These freedoms have been taken from us in the name of an abstraction called ‘sovereignty’, an anachronism in the modern interconnected world. They’re intended to ‘make Britain great again’, harking back to the days when renegade Britons roamed the world, stole land and riches from indigenous peoples, eliminating them or turning them into slaves, and made an inglorious ‘Empire’.
Fortunately, the law of unintended consequences means that unexpected benefits will turn up, and needed change may eventually be forced on the EU itself.
But at least we won’t need the yellow headlights again. Unless there is a Frexit.
Featured image shows one of the first optic headlamp lenses, the Corning Conaphore made of selective yellow “Noviol” glass (public domain via Wikipedia). So-called ‘selective yellow’ gives better visibility than white light in poor conditions and is still permitted in fog lights.
The central section of Southport’s pier offers photogenic opportunities, such as this one set against a bright late afternoon December sky. Clumps of marram grass and reflections in foreground puddles complete the picture.

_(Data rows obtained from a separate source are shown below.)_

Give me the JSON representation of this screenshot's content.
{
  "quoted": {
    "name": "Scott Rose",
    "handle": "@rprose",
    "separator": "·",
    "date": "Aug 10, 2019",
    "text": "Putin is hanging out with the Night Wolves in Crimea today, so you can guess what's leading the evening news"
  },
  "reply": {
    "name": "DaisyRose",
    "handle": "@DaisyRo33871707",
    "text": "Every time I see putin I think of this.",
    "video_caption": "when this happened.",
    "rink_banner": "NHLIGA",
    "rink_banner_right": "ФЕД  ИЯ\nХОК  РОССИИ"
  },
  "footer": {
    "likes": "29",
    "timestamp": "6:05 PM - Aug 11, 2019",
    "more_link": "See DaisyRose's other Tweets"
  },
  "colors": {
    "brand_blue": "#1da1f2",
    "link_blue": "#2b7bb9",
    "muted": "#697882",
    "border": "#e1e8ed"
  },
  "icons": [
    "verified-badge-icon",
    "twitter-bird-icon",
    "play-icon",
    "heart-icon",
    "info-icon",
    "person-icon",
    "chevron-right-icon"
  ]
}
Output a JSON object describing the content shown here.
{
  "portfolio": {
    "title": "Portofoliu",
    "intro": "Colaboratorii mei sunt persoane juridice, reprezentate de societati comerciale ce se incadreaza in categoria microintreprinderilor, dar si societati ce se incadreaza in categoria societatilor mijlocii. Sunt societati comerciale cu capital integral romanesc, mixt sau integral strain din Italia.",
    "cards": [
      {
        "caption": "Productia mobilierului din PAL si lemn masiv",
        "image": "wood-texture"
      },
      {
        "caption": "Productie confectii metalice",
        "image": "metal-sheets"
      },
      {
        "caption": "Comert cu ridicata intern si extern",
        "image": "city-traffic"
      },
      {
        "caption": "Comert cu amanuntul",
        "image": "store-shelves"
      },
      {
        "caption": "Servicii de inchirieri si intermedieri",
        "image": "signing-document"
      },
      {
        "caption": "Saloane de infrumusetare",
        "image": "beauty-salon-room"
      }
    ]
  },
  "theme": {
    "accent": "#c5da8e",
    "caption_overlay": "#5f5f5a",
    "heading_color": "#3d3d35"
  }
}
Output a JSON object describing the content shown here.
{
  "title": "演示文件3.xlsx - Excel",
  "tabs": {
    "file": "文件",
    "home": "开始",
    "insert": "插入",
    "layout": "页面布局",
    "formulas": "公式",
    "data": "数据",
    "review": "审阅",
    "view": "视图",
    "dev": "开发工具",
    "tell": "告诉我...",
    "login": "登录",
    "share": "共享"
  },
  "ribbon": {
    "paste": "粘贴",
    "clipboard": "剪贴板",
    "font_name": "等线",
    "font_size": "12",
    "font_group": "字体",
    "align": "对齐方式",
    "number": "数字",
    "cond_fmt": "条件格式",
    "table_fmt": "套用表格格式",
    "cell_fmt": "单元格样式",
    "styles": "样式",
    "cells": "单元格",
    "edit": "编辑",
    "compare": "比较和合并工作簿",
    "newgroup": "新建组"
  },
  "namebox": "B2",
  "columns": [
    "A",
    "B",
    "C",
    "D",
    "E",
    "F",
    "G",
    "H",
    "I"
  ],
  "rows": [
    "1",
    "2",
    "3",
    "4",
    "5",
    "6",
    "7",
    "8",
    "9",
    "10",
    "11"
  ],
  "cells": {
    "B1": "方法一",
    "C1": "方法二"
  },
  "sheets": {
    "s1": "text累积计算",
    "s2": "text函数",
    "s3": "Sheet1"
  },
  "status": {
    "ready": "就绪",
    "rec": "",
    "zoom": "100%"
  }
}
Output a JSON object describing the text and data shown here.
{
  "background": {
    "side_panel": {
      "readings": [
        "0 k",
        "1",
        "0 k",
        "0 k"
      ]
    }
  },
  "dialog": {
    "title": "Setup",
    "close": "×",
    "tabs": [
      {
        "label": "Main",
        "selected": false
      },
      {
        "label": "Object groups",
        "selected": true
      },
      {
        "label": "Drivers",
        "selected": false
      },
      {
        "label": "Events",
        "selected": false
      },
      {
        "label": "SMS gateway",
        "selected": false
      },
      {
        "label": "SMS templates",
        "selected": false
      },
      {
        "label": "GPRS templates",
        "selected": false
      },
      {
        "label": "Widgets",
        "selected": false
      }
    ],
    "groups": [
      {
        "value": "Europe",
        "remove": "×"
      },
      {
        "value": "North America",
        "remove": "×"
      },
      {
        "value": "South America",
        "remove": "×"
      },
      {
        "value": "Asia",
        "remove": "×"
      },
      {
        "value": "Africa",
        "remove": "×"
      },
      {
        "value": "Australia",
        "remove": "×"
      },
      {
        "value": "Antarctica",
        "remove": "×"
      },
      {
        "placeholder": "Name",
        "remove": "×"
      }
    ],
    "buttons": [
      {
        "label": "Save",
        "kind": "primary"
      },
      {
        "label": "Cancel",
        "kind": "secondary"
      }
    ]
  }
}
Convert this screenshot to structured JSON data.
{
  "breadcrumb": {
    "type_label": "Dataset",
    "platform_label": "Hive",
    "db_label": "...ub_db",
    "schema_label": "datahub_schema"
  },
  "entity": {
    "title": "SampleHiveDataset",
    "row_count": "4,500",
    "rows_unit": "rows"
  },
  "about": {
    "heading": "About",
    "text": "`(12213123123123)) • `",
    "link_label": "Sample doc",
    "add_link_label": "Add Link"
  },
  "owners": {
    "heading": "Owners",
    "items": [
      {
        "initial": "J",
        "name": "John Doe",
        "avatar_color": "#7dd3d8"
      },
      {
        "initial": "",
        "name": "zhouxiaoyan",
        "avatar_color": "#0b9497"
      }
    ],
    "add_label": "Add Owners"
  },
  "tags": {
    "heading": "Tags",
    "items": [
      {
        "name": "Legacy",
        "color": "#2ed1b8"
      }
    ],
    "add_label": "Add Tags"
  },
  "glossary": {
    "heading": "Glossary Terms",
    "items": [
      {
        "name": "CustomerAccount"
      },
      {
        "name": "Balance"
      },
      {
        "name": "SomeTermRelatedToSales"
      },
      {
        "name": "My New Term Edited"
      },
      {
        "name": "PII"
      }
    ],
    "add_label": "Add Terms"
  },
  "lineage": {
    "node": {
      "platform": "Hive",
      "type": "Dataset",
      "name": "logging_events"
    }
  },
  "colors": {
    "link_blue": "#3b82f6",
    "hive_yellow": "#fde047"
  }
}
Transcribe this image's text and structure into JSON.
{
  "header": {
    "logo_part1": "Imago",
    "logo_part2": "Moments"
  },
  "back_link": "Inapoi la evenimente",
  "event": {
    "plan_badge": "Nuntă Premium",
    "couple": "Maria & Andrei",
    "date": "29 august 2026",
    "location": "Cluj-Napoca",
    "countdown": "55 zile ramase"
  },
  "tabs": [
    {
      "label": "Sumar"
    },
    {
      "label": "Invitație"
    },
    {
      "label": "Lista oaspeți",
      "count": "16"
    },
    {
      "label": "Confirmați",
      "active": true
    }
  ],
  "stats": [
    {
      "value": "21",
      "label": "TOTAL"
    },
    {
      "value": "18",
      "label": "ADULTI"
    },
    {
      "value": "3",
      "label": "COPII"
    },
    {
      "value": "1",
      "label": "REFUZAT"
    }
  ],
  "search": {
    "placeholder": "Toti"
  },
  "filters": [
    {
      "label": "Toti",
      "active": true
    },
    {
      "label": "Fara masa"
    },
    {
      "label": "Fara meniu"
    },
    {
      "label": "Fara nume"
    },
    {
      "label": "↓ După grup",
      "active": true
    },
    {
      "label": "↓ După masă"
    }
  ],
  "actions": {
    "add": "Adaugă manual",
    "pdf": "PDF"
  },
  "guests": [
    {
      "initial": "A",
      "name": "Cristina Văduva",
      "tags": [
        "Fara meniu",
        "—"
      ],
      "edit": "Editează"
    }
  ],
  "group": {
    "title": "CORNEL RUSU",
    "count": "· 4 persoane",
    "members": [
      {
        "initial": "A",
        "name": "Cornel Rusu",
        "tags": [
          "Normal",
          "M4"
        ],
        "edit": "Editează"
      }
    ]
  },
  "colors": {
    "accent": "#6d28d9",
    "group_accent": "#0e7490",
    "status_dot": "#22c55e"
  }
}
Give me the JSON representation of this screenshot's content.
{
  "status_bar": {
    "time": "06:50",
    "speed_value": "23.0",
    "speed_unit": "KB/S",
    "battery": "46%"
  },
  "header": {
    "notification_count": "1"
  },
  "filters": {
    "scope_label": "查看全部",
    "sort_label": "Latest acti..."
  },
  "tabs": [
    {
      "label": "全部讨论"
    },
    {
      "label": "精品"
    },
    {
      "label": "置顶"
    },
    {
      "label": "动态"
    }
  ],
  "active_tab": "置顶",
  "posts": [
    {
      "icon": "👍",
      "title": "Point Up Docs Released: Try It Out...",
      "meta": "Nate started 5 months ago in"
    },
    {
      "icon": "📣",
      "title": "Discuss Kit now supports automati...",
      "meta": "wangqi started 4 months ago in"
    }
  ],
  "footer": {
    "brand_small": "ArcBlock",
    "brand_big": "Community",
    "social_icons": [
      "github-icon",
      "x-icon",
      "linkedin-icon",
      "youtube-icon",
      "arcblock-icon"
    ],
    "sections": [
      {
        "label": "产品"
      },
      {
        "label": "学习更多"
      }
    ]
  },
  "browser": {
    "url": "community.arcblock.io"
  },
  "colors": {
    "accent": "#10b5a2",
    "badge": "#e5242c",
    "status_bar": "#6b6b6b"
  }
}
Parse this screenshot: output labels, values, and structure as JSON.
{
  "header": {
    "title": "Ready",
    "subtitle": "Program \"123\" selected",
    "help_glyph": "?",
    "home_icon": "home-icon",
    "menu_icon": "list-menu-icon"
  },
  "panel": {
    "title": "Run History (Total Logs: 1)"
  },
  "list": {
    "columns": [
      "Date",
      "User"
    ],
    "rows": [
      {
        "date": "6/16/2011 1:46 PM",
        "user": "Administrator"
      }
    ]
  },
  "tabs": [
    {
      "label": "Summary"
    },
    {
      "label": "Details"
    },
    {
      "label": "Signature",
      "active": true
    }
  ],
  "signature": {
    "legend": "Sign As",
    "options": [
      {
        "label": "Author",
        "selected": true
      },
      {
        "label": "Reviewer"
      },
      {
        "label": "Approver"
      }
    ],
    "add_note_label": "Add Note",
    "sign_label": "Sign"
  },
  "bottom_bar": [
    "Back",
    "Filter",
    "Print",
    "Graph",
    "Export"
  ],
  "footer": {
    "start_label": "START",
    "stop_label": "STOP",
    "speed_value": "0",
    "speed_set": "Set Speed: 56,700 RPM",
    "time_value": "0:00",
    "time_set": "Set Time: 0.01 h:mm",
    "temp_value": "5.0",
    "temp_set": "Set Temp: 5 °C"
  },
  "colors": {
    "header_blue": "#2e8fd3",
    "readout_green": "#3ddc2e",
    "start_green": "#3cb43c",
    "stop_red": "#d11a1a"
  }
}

The view in the opposite direction (northwards) can also be of interest. Here the low sun catches the normally unremarkable buildings of Lytham St Annes on the Fylde coast, 5 miles away as the crow flies (or 34 miles by road, skirting around the Ribble estuary).
This view from Southport Pier has a great feeling of space. Reflections on the shallow surface water supplement the effect of the clouds themselves. No wonder this is one of my favourite places, especially towards sundown.
The long narrow village of Combe Martin is typical of the North Devon coast – high rocky cliffs interspersed with narrow valleys. Walking on the clifftop path from the high points of Great and Little Hangman there are views of the spread-out village. The path meanders through a dense thicket, suddenly emerging onto a steep grassy slope, where the harbour nestles below.
The name Combe Martin comes from the Norman feudal barons the Fizmartins, who came over after the Norman invasion of 1066. It surely originates from the Christian St Martin of Tours many years before that.
Exploring Llandudno’s Great Orme, we came across this picturesque cemetery at just the right time, with the late afternoon September sun low enough to provide superb lighting.
The cemetery was opened in 1903, just next to the graveyard of nearby Saint Tudno’s church, hidden behind trees to the right. Saint Tudno is the patron saint of Llandudno and gives its name (Llan – dudno). What a magnificent setting!
In the distance is the Gwynt y Môr wind farm, said to be the fifth largest operating offshore windfarm in the world.